More than 60 species of domestic, wild, captive and experimental birds may be affected by avian influenza. Migratory waterfowl are considered natural reservoirs of the avian influenza virus, which means that they may harbor the virus without developing clinical signs. Wild birds have historically carried low pathogenic forms of influenza viruses. Domestic poultry are most susceptible to H5 and H7 types of avian influenza viruses, which can sometimes mutate into a highly pathogenic form.
Infected birds shed the influenza virus in their saliva, nasal secretions, and feces. Domestic poultry may become infected with avian influenza virus through direct contact with infected waterfowl or other infected poultry, or through contact with contaminated surfaces such as dirt or cages or materials such as water or feed.

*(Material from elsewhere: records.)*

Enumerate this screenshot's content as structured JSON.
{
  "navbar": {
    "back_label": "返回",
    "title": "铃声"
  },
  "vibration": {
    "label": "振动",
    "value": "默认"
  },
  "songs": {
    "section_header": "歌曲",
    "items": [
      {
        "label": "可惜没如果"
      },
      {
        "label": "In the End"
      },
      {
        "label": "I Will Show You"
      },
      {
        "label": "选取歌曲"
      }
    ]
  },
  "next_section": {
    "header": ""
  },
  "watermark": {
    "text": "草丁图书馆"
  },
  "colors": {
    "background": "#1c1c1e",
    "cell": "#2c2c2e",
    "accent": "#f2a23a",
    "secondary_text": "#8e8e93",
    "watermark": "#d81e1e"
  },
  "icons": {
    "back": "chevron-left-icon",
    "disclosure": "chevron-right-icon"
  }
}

The highly pathogenic H5N1 avian influenza virus, also referred to as bird flu, has been shown to reinfect wild birds. For more information on the wild birds most susceptible to H5N1 visit the USGS National Wildlife Center's website.